From multitasking between several monitors, managing live sound cues and delivering items to the actors, the students of Ramapo’s first virtual play have been working harder than ever to keep theater alive amidst the pandemic.
“The Diaries of Adam and Eve,” ran almost entirely by students, streams this weekend on Oct. 23, 24 and 25 at 8 p.m.
“This was a wildly different experience than anything I have ever done,” said director and senior theater major Rebecca Glincman.
The show is a hilarious comedy that explores the relationship between men and women. The playwright, Ron Fitzgerald, adapted the play from short stories by Mark Twain about the psychology of the iconic biblical figures Adam and Eve.
After a weekend with over twenty hours of technical rehearsing, fake prop exchanges and perfectly lined-up sightlines, the team created the illusion of the actors being in the same place. Created by scenic designer Emily Weinberger, the actors have matching backdrops and paper trees that when placed correctly among the video boxes act as puzzle pieces for a larger picture.
“I have to give the biggest credit to the student designers,” said Luka Marjanovic, a junior acting student who plays the titular character of Adam. “Not only did they deliver everything we needed to our door, they also had immense patience when it came to guiding us through the setups.”
The visuals were further made cohesive by lighting designer Jack McCaffrey, who maintained his usual lighting effects without the use of a professional lighting system.
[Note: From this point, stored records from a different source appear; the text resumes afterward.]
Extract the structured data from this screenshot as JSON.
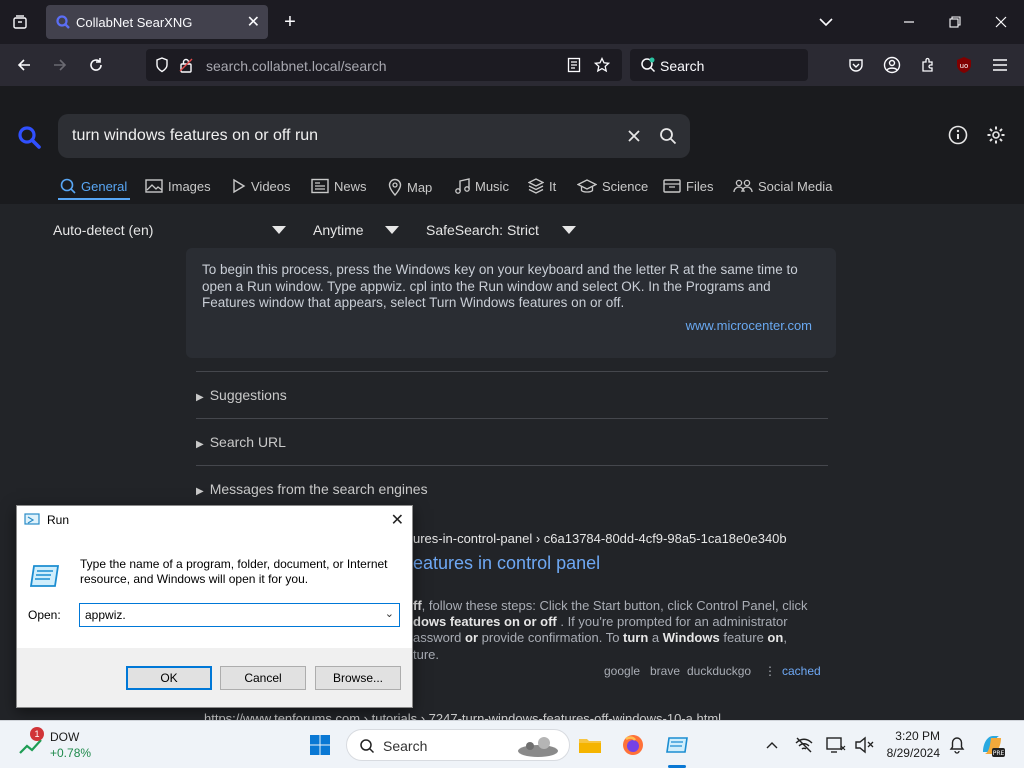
{
  "browser": {
    "tab_title": "CollabNet SearXNG",
    "url_host": "search.collabnet.local",
    "url_path": "/search",
    "search_placeholder": "Search"
  },
  "search": {
    "query": "turn windows features on or off run",
    "categories": [
      "General",
      "Images",
      "Videos",
      "News",
      "Map",
      "Music",
      "It",
      "Science",
      "Files",
      "Social Media"
    ],
    "active_category": "General",
    "language_filter": "Auto-detect (en)",
    "time_filter": "Anytime",
    "safesearch_filter": "SafeSearch: Strict"
  },
  "answer": {
    "text": "To begin this process, press the Windows key on your keyboard and the letter R at the same time to open a Run window. Type appwiz. cpl into the Run window and select OK. In the Programs and Features window that appears, select Turn Windows features on or off.",
    "source": "www.microcenter.com"
  },
  "sections": {
    "suggestions": "Suggestions",
    "search_url": "Search URL",
    "engines": "Messages from the search engines"
  },
  "result1": {
    "url_tail": "ures-in-control-panel › c6a13784-80dd-4cf9-98a5-1ca18e0e340b",
    "title_tail": "eatures in control panel",
    "snippet_l1_a": "ff",
    "snippet_l1_b": ", follow these steps: Click the Start button, click Control Panel, click",
    "snippet_l2_a": "dows features on or off",
    "snippet_l2_b": " . If you're prompted for an administrator",
    "snippet_l3_a": "assword ",
    "snippet_l3_or": "or",
    "snippet_l3_b": " provide confirmation. To ",
    "snippet_l3_turn": "turn",
    "snippet_l3_c": " a ",
    "snippet_l3_win": "Windows",
    "snippet_l3_d": " feature ",
    "snippet_l3_on": "on",
    "snippet_l3_e": ",",
    "snippet_l4": "ture.",
    "engines": [
      "google",
      "brave",
      "duckduckgo"
    ],
    "cached": "cached"
  },
  "result2": {
    "url_partial": "https://www.tenforums.com › tutorials › 7247-turn-windows-features-off-windows-10-a.html"
  },
  "run_dialog": {
    "title": "Run",
    "description": "Type the name of a program, folder, document, or Internet resource, and Windows will open it for you.",
    "open_label": "Open:",
    "open_value": "appwiz.",
    "ok": "OK",
    "cancel": "Cancel",
    "browse": "Browse..."
  },
  "taskbar": {
    "stock_name": "DOW",
    "stock_change": "+0.78%",
    "stock_badge": "1",
    "search_label": "Search",
    "time": "3:20 PM",
    "date": "8/29/2024"
  },
  "colors": {
    "accent": "#58a6f4",
    "link": "#6ea8f4",
    "page_bg": "#222428",
    "dialog_focus": "#0078d7"
  }
}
He uses household items like battery-operated candles and bowls of water to create fire and water effects for the actors, who are frequently tasked with performing their own lighting cues.
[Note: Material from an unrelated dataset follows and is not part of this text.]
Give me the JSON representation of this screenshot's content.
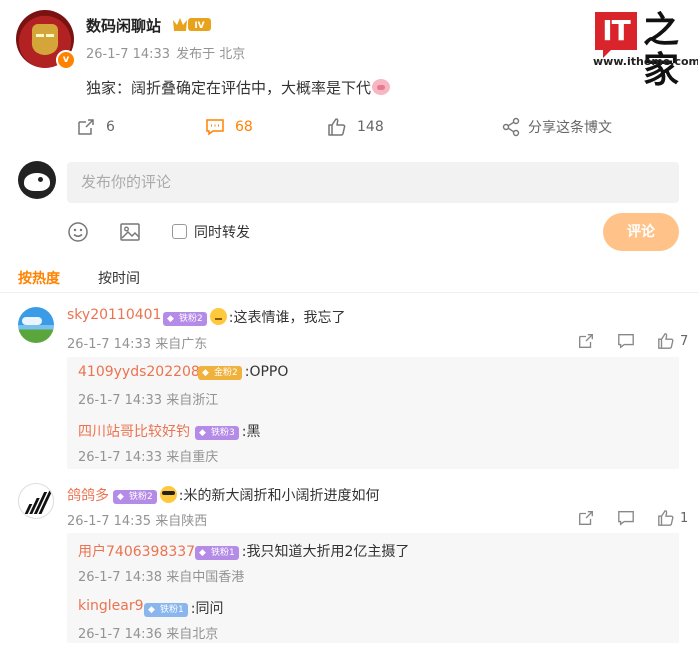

While his job hasn’t changed much, costume designer Kaden Woodward has been working tirelessly to build high-grade costumes for the characters without the usual help from costume shop workers. “On the bright side, I only had to create costumes from the waist up because everything else would fall out of frame,” he joked.
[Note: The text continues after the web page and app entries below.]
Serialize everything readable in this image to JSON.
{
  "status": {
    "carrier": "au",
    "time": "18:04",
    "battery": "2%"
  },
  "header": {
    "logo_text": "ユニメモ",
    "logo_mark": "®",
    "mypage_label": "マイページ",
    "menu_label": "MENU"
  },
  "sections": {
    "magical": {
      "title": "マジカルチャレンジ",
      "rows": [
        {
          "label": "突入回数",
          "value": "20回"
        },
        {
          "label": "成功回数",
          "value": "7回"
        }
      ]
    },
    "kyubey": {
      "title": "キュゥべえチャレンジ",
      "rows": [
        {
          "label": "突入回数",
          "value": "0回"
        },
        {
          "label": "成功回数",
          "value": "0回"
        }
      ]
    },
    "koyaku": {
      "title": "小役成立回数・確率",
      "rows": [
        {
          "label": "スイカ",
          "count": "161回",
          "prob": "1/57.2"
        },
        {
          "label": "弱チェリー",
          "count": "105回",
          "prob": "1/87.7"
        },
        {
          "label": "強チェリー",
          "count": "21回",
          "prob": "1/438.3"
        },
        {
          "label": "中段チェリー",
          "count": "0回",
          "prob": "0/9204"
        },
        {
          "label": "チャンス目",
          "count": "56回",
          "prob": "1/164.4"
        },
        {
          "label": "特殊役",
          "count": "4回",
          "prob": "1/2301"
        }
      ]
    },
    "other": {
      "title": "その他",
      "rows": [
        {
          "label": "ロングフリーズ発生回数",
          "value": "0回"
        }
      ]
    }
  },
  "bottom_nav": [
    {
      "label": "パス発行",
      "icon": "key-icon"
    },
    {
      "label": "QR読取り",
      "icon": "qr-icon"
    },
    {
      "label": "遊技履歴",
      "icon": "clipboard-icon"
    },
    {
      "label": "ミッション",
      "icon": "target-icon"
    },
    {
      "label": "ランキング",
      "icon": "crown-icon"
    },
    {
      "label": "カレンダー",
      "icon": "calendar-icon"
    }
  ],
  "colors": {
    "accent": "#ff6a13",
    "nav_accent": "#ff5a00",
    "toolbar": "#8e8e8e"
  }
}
Sound designer Bridget Darcy created cues that a student board-operator, Jamielynn Oliver, executes remotely in communication with the stage manager, Fiona Misiura, and Ricky Daniele, the assistant stage manager.
Playing Eve is alumni Jaime Plitnick, who is finishing up her teaching certification. On her bedroom floor lies an abundance of spike tape markings and a towel has been taped over her window to block out unwanted light. Plitnick describes the process as very tedious, having to act and manage her technical responsibilities all at the same time.
Freshman Hope Keil, who plays Cain and the Snake, added, “Instead of mentally preparing for a scene, we’re busy fixing and setting our lighting as quick as we can.” Marjanovic joked about how sad it feels to use his doorknob as his sightline for Eve. “It makes me feel like when Ian McKellen cried on the ‘Hobbit’ set because he had to act alone in front of a green screen.”
Despite not getting to bounce off one another in-person–as Keil stresses is an important aspect of live performance–the three make a successful team with well established relationships, all tied through the hard work of the student creative team and production staff.
Special thanks to the show’s dramaturg, Valerie Shwalb, for gathering supplemental research and some of the quotes featured above. Register for a live performance here.